[Opening Extracted material section]

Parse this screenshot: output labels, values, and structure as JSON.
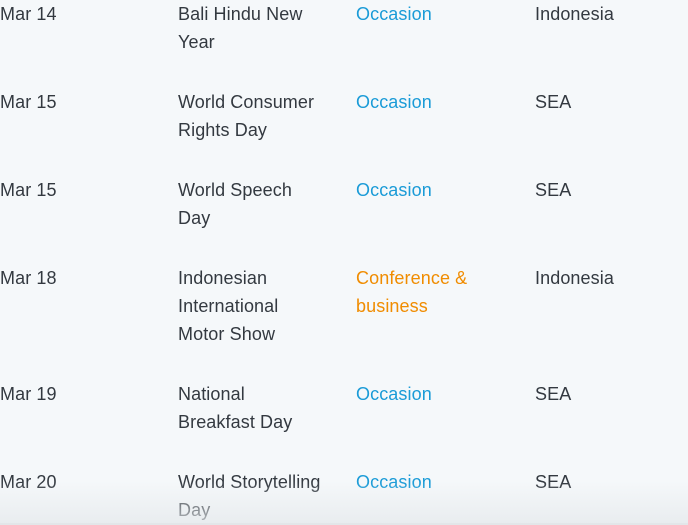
{
  "events": [
    {
      "date": "Mar 14",
      "name_lines": [
        "Bali Hindu New",
        "Year"
      ],
      "category_lines": [
        "Occasion"
      ],
      "category_type": "occasion",
      "region": "Indonesia"
    },
    {
      "date": "Mar 15",
      "name_lines": [
        "World Consumer",
        "Rights Day"
      ],
      "category_lines": [
        "Occasion"
      ],
      "category_type": "occasion",
      "region": "SEA"
    },
    {
      "date": "Mar 15",
      "name_lines": [
        "World Speech",
        "Day"
      ],
      "category_lines": [
        "Occasion"
      ],
      "category_type": "occasion",
      "region": "SEA"
    },
    {
      "date": "Mar 18",
      "name_lines": [
        "Indonesian",
        "International",
        "Motor Show"
      ],
      "category_lines": [
        "Conference &",
        "business"
      ],
      "category_type": "conference",
      "region": "Indonesia"
    },
    {
      "date": "Mar 19",
      "name_lines": [
        "National",
        "Breakfast Day"
      ],
      "category_lines": [
        "Occasion"
      ],
      "category_type": "occasion",
      "region": "SEA"
    },
    {
      "date": "Mar 20",
      "name_lines": [
        "World Storytelling",
        "Day"
      ],
      "category_lines": [
        "Occasion"
      ],
      "category_type": "occasion",
      "region": "SEA"
    }
  ],
  "colors": {
    "occasion": "#1a9bd7",
    "conference": "#f08c00",
    "text": "#333940",
    "background": "#f5f8fa"
  }
}
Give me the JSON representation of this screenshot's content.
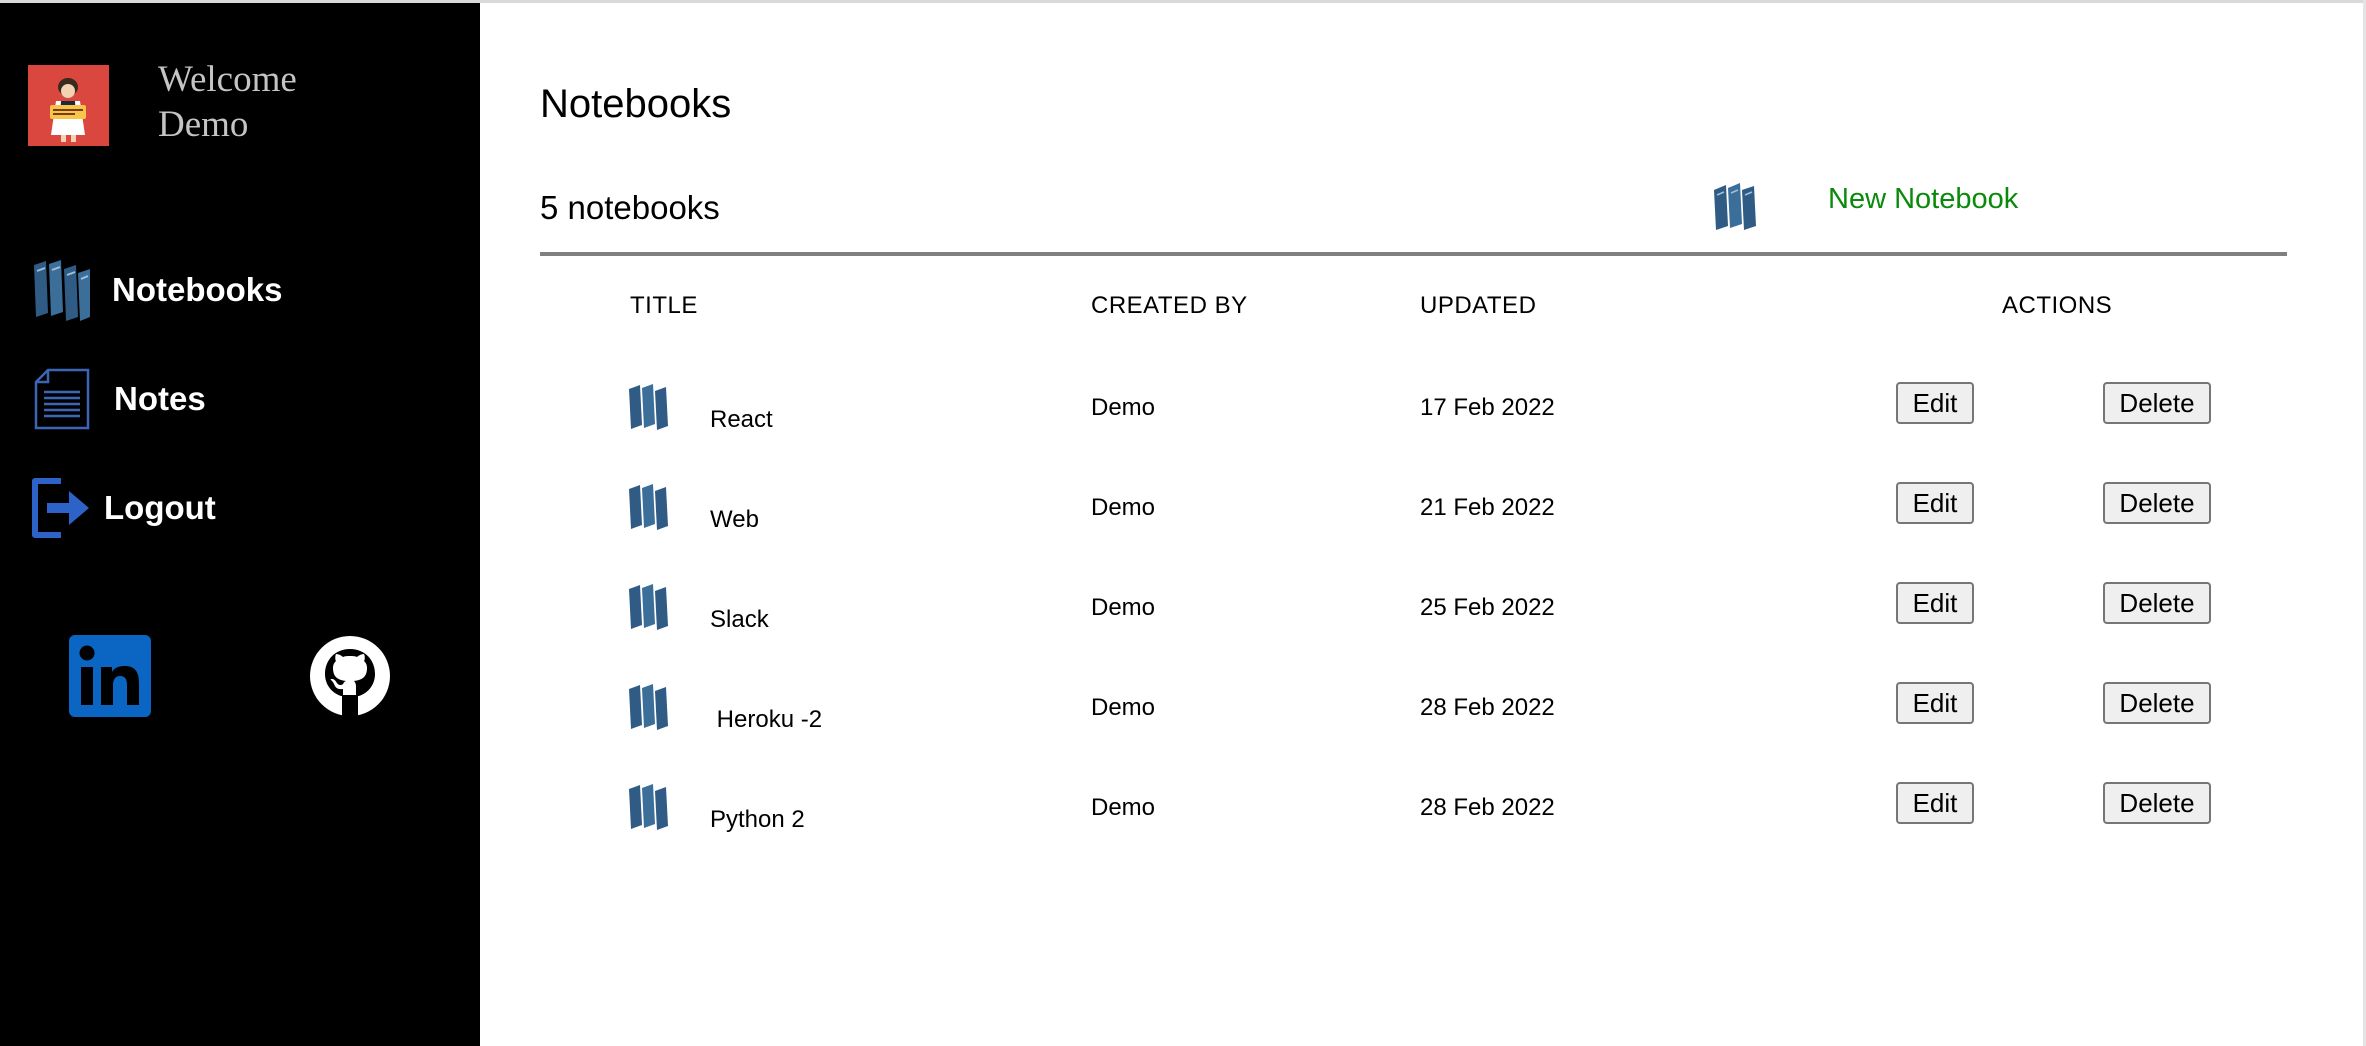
{
  "sidebar": {
    "welcome_line1": "Welcome",
    "welcome_line2": "Demo",
    "nav": [
      {
        "label": "Notebooks",
        "icon": "notebooks-icon"
      },
      {
        "label": "Notes",
        "icon": "notes-icon"
      },
      {
        "label": "Logout",
        "icon": "logout-icon"
      }
    ],
    "social": [
      "linkedin-icon",
      "github-icon"
    ]
  },
  "main": {
    "title": "Notebooks",
    "count_text": "5 notebooks",
    "new_notebook_label": "New Notebook",
    "table": {
      "headers": [
        "TITLE",
        "CREATED BY",
        "UPDATED",
        "ACTIONS"
      ],
      "rows": [
        {
          "title": "React",
          "created_by": "Demo",
          "updated": "17 Feb 2022"
        },
        {
          "title": "Web",
          "created_by": "Demo",
          "updated": "21 Feb 2022"
        },
        {
          "title": "Slack",
          "created_by": "Demo",
          "updated": "25 Feb 2022"
        },
        {
          "title": " Heroku -2",
          "created_by": "Demo",
          "updated": "28 Feb 2022"
        },
        {
          "title": "Python 2",
          "created_by": "Demo",
          "updated": "28 Feb 2022"
        }
      ],
      "edit_label": "Edit",
      "delete_label": "Delete"
    }
  },
  "colors": {
    "sidebar_bg": "#000000",
    "avatar_bg": "#d9473f",
    "book_icon": "#2f5b84",
    "nav_icon": "#3c66b5",
    "logout_icon": "#2d62c9",
    "new_notebook_link": "#0a8a0a",
    "linkedin": "#0a66c2"
  }
}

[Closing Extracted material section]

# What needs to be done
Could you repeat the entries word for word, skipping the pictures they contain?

# Answer section
Parse this screenshot: output labels, values, and structure as JSON.
{
  "events": [
    {
      "date": "Mar 14",
      "name_lines": [
        "Bali Hindu New",
        "Year"
      ],
      "category_lines": [
        "Occasion"
      ],
      "category_type": "occasion",
      "region": "Indonesia"
    },
    {
      "date": "Mar 15",
      "name_lines": [
        "World Consumer",
        "Rights Day"
      ],
      "category_lines": [
        "Occasion"
      ],
      "category_type": "occasion",
      "region": "SEA"
    },
    {
      "date": "Mar 15",
      "name_lines": [
        "World Speech",
        "Day"
      ],
      "category_lines": [
        "Occasion"
      ],
      "category_type": "occasion",
      "region": "SEA"
    },
    {
      "date": "Mar 18",
      "name_lines": [
        "Indonesian",
        "International",
        "Motor Show"
      ],
      "category_lines": [
        "Conference &",
        "business"
      ],
      "category_type": "conference",
      "region": "Indonesia"
    },
    {
      "date": "Mar 19",
      "name_lines": [
        "National",
        "Breakfast Day"
      ],
      "category_lines": [
        "Occasion"
      ],
      "category_type": "occasion",
      "region": "SEA"
    },
    {
      "date": "Mar 20",
      "name_lines": [
        "World Storytelling",
        "Day"
      ],
      "category_lines": [
        "Occasion"
      ],
      "category_type": "occasion",
      "region": "SEA"
    }
  ],
  "colors": {
    "occasion": "#1a9bd7",
    "conference": "#f08c00",
    "text": "#333940",
    "background": "#f5f8fa"
  }
}
Give me the JSON representation of this screenshot's content.
{
  "sidebar": {
    "welcome_line1": "Welcome",
    "welcome_line2": "Demo",
    "nav": [
      {
        "label": "Notebooks",
        "icon": "notebooks-icon"
      },
      {
        "label": "Notes",
        "icon": "notes-icon"
      },
      {
        "label": "Logout",
        "icon": "logout-icon"
      }
    ],
    "social": [
      "linkedin-icon",
      "github-icon"
    ]
  },
  "main": {
    "title": "Notebooks",
    "count_text": "5 notebooks",
    "new_notebook_label": "New Notebook",
    "table": {
      "headers": [
        "TITLE",
        "CREATED BY",
        "UPDATED",
        "ACTIONS"
      ],
      "rows": [
        {
          "title": "React",
          "created_by": "Demo",
          "updated": "17 Feb 2022"
        },
        {
          "title": "Web",
          "created_by": "Demo",
          "updated": "21 Feb 2022"
        },
        {
          "title": "Slack",
          "created_by": "Demo",
          "updated": "25 Feb 2022"
        },
        {
          "title": " Heroku -2",
          "created_by": "Demo",
          "updated": "28 Feb 2022"
        },
        {
          "title": "Python 2",
          "created_by": "Demo",
          "updated": "28 Feb 2022"
        }
      ],
      "edit_label": "Edit",
      "delete_label": "Delete"
    }
  },
  "colors": {
    "sidebar_bg": "#000000",
    "avatar_bg": "#d9473f",
    "book_icon": "#2f5b84",
    "nav_icon": "#3c66b5",
    "logout_icon": "#2d62c9",
    "new_notebook_link": "#0a8a0a",
    "linkedin": "#0a66c2"
  }
}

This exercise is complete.